Material for this exercise section start

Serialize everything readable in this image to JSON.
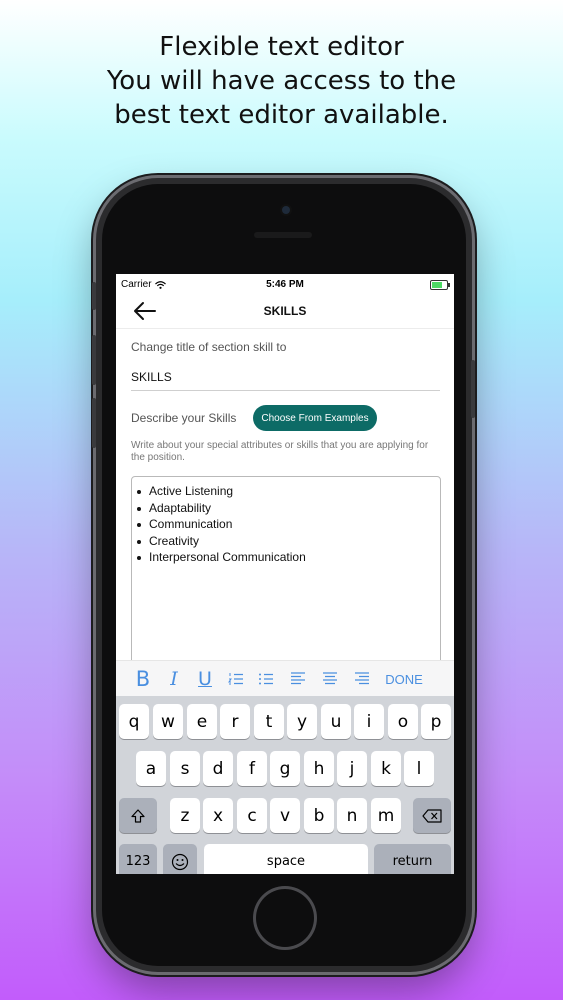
{
  "headline": {
    "line1": "Flexible text editor",
    "line2": "You will have access to the",
    "line3": "best text editor available."
  },
  "status_bar": {
    "carrier": "Carrier",
    "time": "5:46 PM"
  },
  "nav": {
    "title": "SKILLS",
    "back_icon": "arrow-left-icon"
  },
  "form": {
    "section_title_label": "Change title of section skill to",
    "section_title_value": "SKILLS",
    "describe_label": "Describe your Skills",
    "examples_button": "Choose From Examples",
    "helper_text": "Write about your special attributes or skills that you are applying for the position."
  },
  "editor": {
    "items": [
      "Active Listening",
      "Adaptability",
      "Communication",
      "Creativity",
      "Interpersonal Communication"
    ]
  },
  "format_toolbar": {
    "bold": "B",
    "italic": "I",
    "underline": "U",
    "done": "DONE",
    "accent_color": "#4a8fe0"
  },
  "keyboard": {
    "row1": [
      "q",
      "w",
      "e",
      "r",
      "t",
      "y",
      "u",
      "i",
      "o",
      "p"
    ],
    "row2": [
      "a",
      "s",
      "d",
      "f",
      "g",
      "h",
      "j",
      "k",
      "l"
    ],
    "row3": [
      "z",
      "x",
      "c",
      "v",
      "b",
      "n",
      "m"
    ],
    "numbers": "123",
    "space": "space",
    "return": "return"
  },
  "colors": {
    "primary_button": "#0d6b66"
  }
}
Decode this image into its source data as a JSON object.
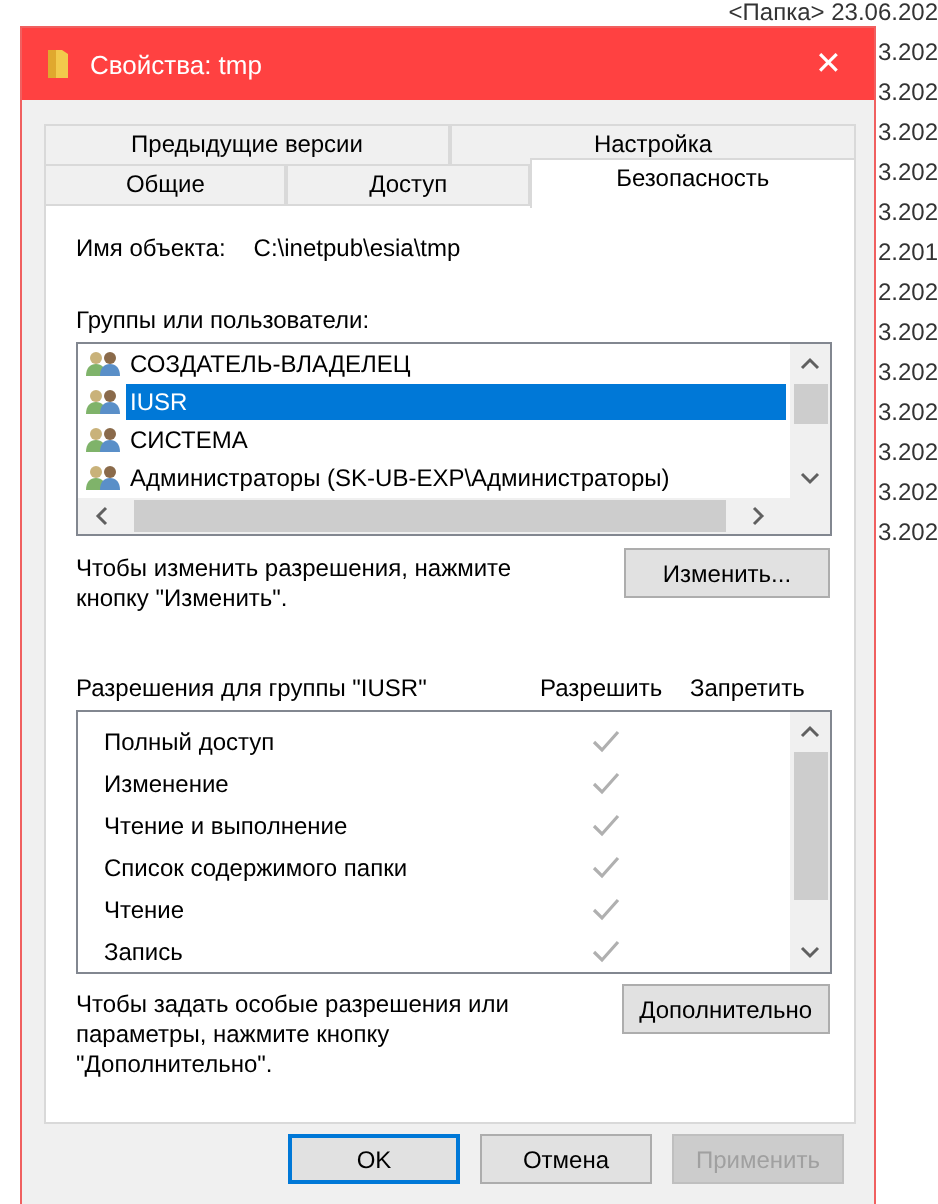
{
  "background_list": {
    "rows": [
      "<Папка>  23.06.202",
      "3.202",
      "3.202",
      "3.202",
      "3.202",
      "3.202",
      "2.201",
      "2.202",
      "3.202",
      "3.202",
      "3.202",
      "3.202",
      "3.202",
      "3.202"
    ]
  },
  "window": {
    "title": "Свойства: tmp",
    "close": "✕"
  },
  "tabs": [
    [
      {
        "label": "Предыдущие версии",
        "selected": false
      },
      {
        "label": "Настройка",
        "selected": false
      }
    ],
    [
      {
        "label": "Общие",
        "selected": false
      },
      {
        "label": "Доступ",
        "selected": false
      },
      {
        "label": "Безопасность",
        "selected": true
      }
    ]
  ],
  "object_name": {
    "label": "Имя объекта:",
    "value": "C:\\inetpub\\esia\\tmp"
  },
  "groups": {
    "label": "Группы или пользователи:",
    "items": [
      {
        "name": "СОЗДАТЕЛЬ-ВЛАДЕЛЕЦ",
        "selected": false
      },
      {
        "name": "IUSR",
        "selected": true
      },
      {
        "name": "СИСТЕМА",
        "selected": false
      },
      {
        "name": "Администраторы (SK-UB-EXP\\Администраторы)",
        "selected": false
      }
    ]
  },
  "change_hint": "Чтобы изменить разрешения, нажмите кнопку \"Изменить\".",
  "change_button": "Изменить...",
  "permissions": {
    "label": "Разрешения для группы \"IUSR\"",
    "allow_header": "Разрешить",
    "deny_header": "Запретить",
    "items": [
      {
        "name": "Полный доступ",
        "allow": true
      },
      {
        "name": "Изменение",
        "allow": true
      },
      {
        "name": "Чтение и выполнение",
        "allow": true
      },
      {
        "name": "Список содержимого папки",
        "allow": true
      },
      {
        "name": "Чтение",
        "allow": true
      },
      {
        "name": "Запись",
        "allow": true
      }
    ]
  },
  "advanced_hint": "Чтобы задать особые разрешения или параметры, нажмите кнопку \"Дополнительно\".",
  "advanced_button": "Дополнительно",
  "buttons": [
    {
      "label": "OK",
      "default": true,
      "disabled": false
    },
    {
      "label": "Отмена",
      "default": false,
      "disabled": false
    },
    {
      "label": "Применить",
      "default": false,
      "disabled": true
    }
  ]
}
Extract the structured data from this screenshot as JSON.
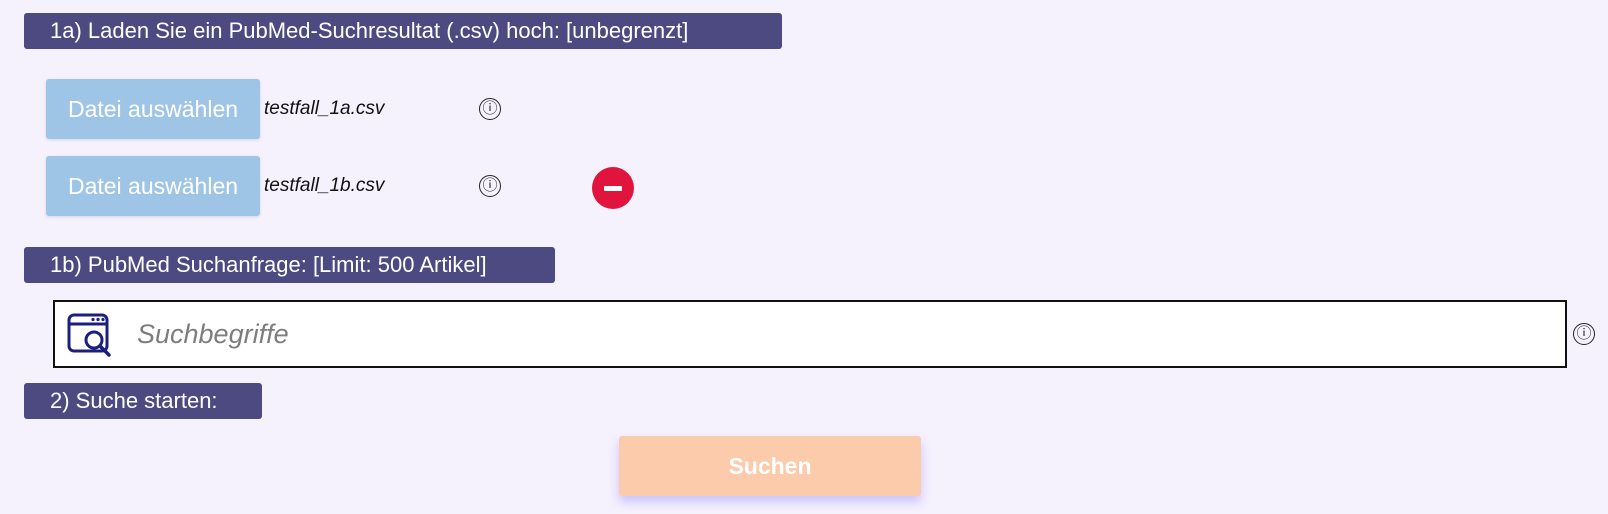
{
  "section_upload": {
    "title": "1a) Laden Sie ein PubMed-Suchresultat (.csv) hoch: [unbegrenzt]",
    "files": [
      {
        "button_label": "Datei auswählen",
        "file_name": "testfall_1a.csv",
        "info_icon": "ⓘ"
      },
      {
        "button_label": "Datei auswählen",
        "file_name": "testfall_1b.csv",
        "info_icon": "ⓘ"
      }
    ],
    "remove_icon": "minus-circle-icon"
  },
  "section_query": {
    "title": "1b) PubMed Suchanfrage: [Limit: 500 Artikel]",
    "placeholder": "Suchbegriffe",
    "value": "",
    "icon": "browser-search-icon",
    "info_icon": "ⓘ"
  },
  "section_start": {
    "title": "2) Suche starten:",
    "button_label": "Suchen"
  },
  "colors": {
    "header_bg": "#4d4a82",
    "file_button_bg": "#9fc5e6",
    "remove_button_bg": "#e0143c",
    "submit_button_bg": "#fbcbab",
    "page_bg": "#f5f1fd",
    "search_icon_color": "#1c1f80"
  }
}
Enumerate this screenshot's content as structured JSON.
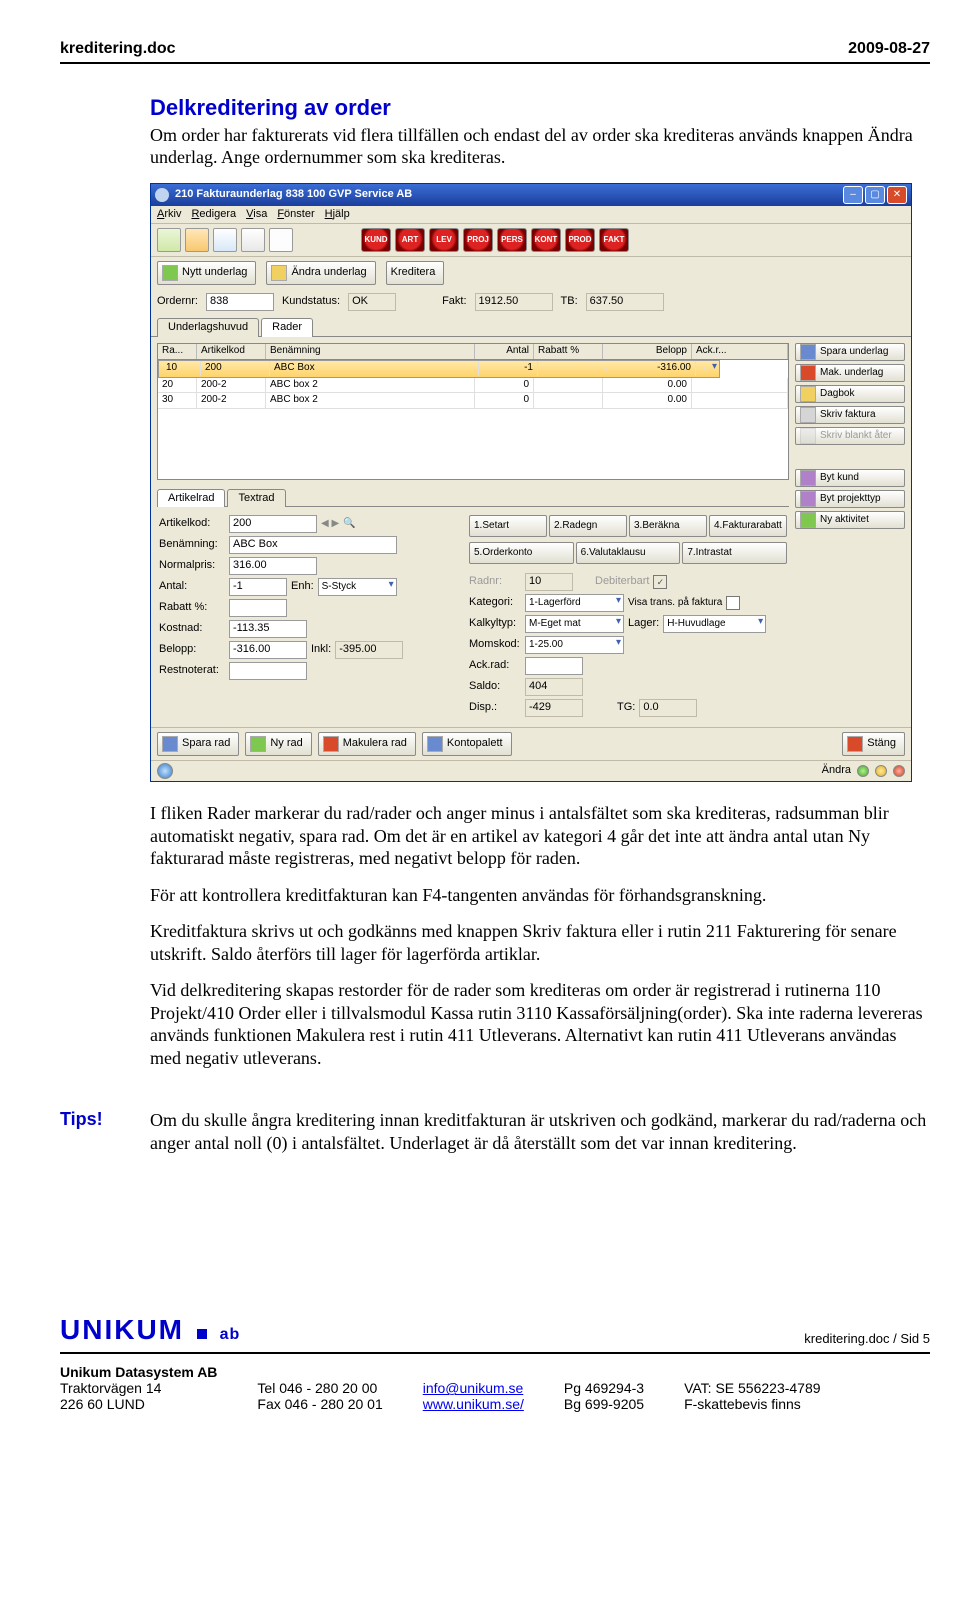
{
  "header": {
    "doc_name": "kreditering.doc",
    "date": "2009-08-27"
  },
  "section": {
    "title": "Delkreditering av order",
    "intro": "Om order har fakturerats vid flera tillfällen och endast del av order ska krediteras används knappen Ändra underlag. Ange ordernummer som ska krediteras."
  },
  "screenshot": {
    "title": "210 Fakturaunderlag 838  100  GVP Service AB",
    "menu": [
      "Arkiv",
      "Redigera",
      "Visa",
      "Fönster",
      "Hjälp"
    ],
    "red_btns": [
      "KUND",
      "ART",
      "LEV",
      "PROJ",
      "PERS",
      "KONT",
      "PROD",
      "FAKT"
    ],
    "btn_row": {
      "nytt": "Nytt underlag",
      "andra": "Ändra underlag",
      "kreditera": "Kreditera"
    },
    "order_row": {
      "ordernr_lbl": "Ordernr:",
      "ordernr_val": "838",
      "kundstatus_lbl": "Kundstatus:",
      "kundstatus_val": "OK",
      "fakt_lbl": "Fakt:",
      "fakt_val": "1912.50",
      "tb_lbl": "TB:",
      "tb_val": "637.50"
    },
    "tabs_main": [
      "Underlagshuvud",
      "Rader"
    ],
    "grid": {
      "headers": [
        "Ra...",
        "Artikelkod",
        "Benämning",
        "Antal",
        "Rabatt %",
        "Belopp",
        "Ack.r..."
      ],
      "rows": [
        [
          "10",
          "200",
          "ABC Box",
          "-1",
          "",
          "-316.00",
          ""
        ],
        [
          "20",
          "200-2",
          "ABC box 2",
          "0",
          "",
          "0.00",
          ""
        ],
        [
          "30",
          "200-2",
          "ABC box 2",
          "0",
          "",
          "0.00",
          ""
        ]
      ]
    },
    "right_btns": {
      "spara_underlag": "Spara underlag",
      "mak_underlag": "Mak. underlag",
      "dagbok": "Dagbok",
      "skriv_faktura": "Skriv faktura",
      "skriv_blankt": "Skriv blankt åter",
      "byt_kund": "Byt kund",
      "byt_projekttyp": "Byt projekttyp",
      "ny_aktivitet": "Ny aktivitet"
    },
    "sub_tabs": [
      "Artikelrad",
      "Textrad"
    ],
    "detail": {
      "artikelkod_lbl": "Artikelkod:",
      "artikelkod_val": "200",
      "benamning_lbl": "Benämning:",
      "benamning_val": "ABC Box",
      "normalpris_lbl": "Normalpris:",
      "normalpris_val": "316.00",
      "antal_lbl": "Antal:",
      "antal_val": "-1",
      "enh_lbl": "Enh:",
      "enh_val": "S-Styck",
      "rabatt_lbl": "Rabatt %:",
      "rabatt_val": "",
      "kostnad_lbl": "Kostnad:",
      "kostnad_val": "-113.35",
      "belopp_lbl": "Belopp:",
      "belopp_val": "-316.00",
      "inkl_lbl": "Inkl:",
      "inkl_val": "-395.00",
      "restnoterat_lbl": "Restnoterat:",
      "restnoterat_val": "",
      "radnr_lbl": "Radnr:",
      "radnr_val": "10",
      "debiterbart_lbl": "Debiterbart",
      "kategori_lbl": "Kategori:",
      "kategori_val": "1-Lagerförd",
      "visa_lbl": "Visa trans. på faktura",
      "kalkyltyp_lbl": "Kalkyltyp:",
      "kalkyltyp_val": "M-Eget mat",
      "lager_lbl": "Lager:",
      "lager_val": "H-Huvudlage",
      "momskod_lbl": "Momskod:",
      "momskod_val": "1-25.00",
      "ackrad_lbl": "Ack.rad:",
      "ackrad_val": "",
      "saldo_lbl": "Saldo:",
      "saldo_val": "404",
      "disp_lbl": "Disp.:",
      "disp_val": "-429",
      "tg_lbl": "TG:",
      "tg_val": "0.0"
    },
    "num_btns1": [
      "1.Setart",
      "2.Radegn",
      "3.Beräkna",
      "4.Fakturarabatt"
    ],
    "num_btns2": [
      "5.Orderkonto",
      "6.Valutaklausu",
      "7.Intrastat"
    ],
    "footer_btns": {
      "spara_rad": "Spara rad",
      "ny_rad": "Ny rad",
      "makulera_rad": "Makulera rad",
      "kontopalett": "Kontopalett",
      "stang": "Stäng"
    },
    "status_label": "Ändra"
  },
  "body_paras": [
    "I fliken Rader markerar du rad/rader och anger minus i antalsfältet som ska krediteras, radsumman blir automatiskt negativ, spara rad. Om det är en artikel av kategori 4 går det inte att ändra antal utan Ny fakturarad måste registreras, med negativt belopp för raden.",
    "För att kontrollera kreditfakturan kan F4-tangenten användas för förhandsgranskning.",
    "Kreditfaktura skrivs ut och godkänns med knappen Skriv faktura eller i rutin 211 Fakturering för senare utskrift. Saldo återförs till lager för lagerförda artiklar.",
    "Vid delkreditering skapas restorder för de rader som krediteras om order är registrerad i rutinerna 110 Projekt/410 Order eller i tillvalsmodul Kassa rutin 3110 Kassaförsäljning(order). Ska inte raderna levereras används funktionen Makulera rest i rutin 411 Utleverans. Alternativt kan rutin 411 Utleverans användas med negativ utleverans."
  ],
  "tips": {
    "label": "Tips!",
    "text": "Om du skulle ångra kreditering innan kreditfakturan är utskriven och godkänd, markerar du rad/raderna och anger antal noll (0) i antalsfältet. Underlaget är då återställt som det var innan kreditering."
  },
  "footer": {
    "logo_main": "UNIKUM",
    "logo_small": "ab",
    "page_ref": "kreditering.doc / Sid 5",
    "company": "Unikum Datasystem AB",
    "addr1": "Traktorvägen 14",
    "addr2": "226 60  LUND",
    "tel": "Tel  046 - 280 20 00",
    "fax": "Fax  046 - 280 20 01",
    "email": "info@unikum.se",
    "web": "www.unikum.se/",
    "pg": "Pg  469294-3",
    "bg": "Bg  699-9205",
    "vat": "VAT: SE 556223-4789",
    "fskatt": "F-skattebevis finns"
  }
}
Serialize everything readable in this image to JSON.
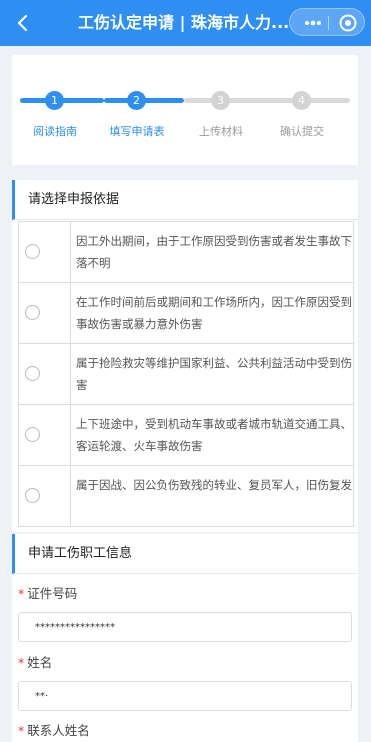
{
  "navbar": {
    "title": "工伤认定申请 | 珠海市人力...",
    "back_icon": "chevron-left-icon",
    "more_icon": "more-dots-icon",
    "close_icon": "target-close-icon",
    "color": "#2f8ef2"
  },
  "stepper": {
    "steps": [
      {
        "number": "1",
        "label": "阅读指南",
        "state": "done"
      },
      {
        "number": "2",
        "label": "填写申请表",
        "state": "active"
      },
      {
        "number": "3",
        "label": "上传材料",
        "state": "pending"
      },
      {
        "number": "4",
        "label": "确认提交",
        "state": "pending"
      }
    ],
    "active_color": "#2f8ef2",
    "pending_color": "#d9d9d9"
  },
  "basis_section": {
    "title": "请选择申报依据",
    "options": [
      {
        "text": "因工外出期间，由于工作原因受到伤害或者发生事故下落不明"
      },
      {
        "text": "在工作时间前后或期间和工作场所内，因工作原因受到事故伤害或暴力意外伤害"
      },
      {
        "text": "属于抢险救灾等维护国家利益、公共利益活动中受到伤害"
      },
      {
        "text": "上下班途中，受到机动车事故或者城市轨道交通工具、客运轮渡、火车事故伤害"
      },
      {
        "text": "属于因战、因公负伤致残的转业、复员军人，旧伤复发"
      }
    ]
  },
  "worker_section": {
    "title": "申请工伤职工信息",
    "required_mark": "*",
    "fields": {
      "id_number": {
        "label": "证件号码",
        "value": "****************"
      },
      "name": {
        "label": "姓名",
        "value": "**·"
      },
      "contact_name": {
        "label": "联系人姓名"
      }
    }
  }
}
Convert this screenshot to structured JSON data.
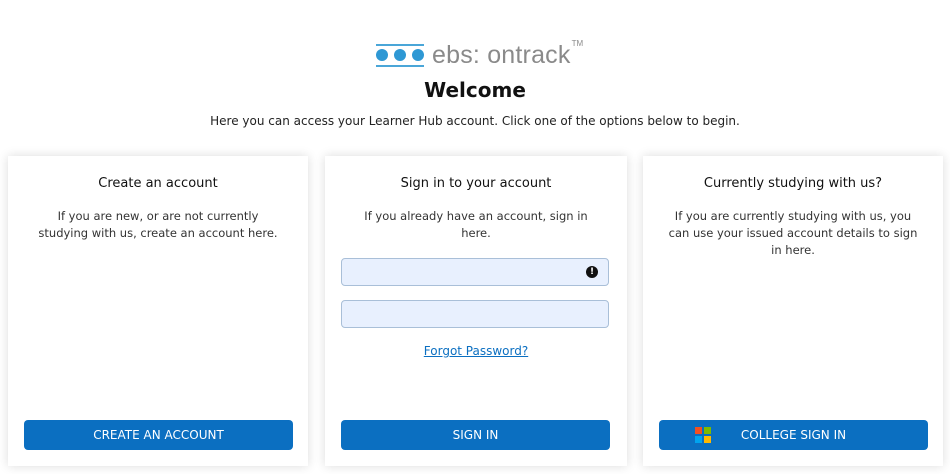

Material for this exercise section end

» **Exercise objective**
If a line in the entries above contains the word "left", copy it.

» **Answer space**
    "back_icon": "arrow-left-icon"
    "back_icon": "chevron-left-icon",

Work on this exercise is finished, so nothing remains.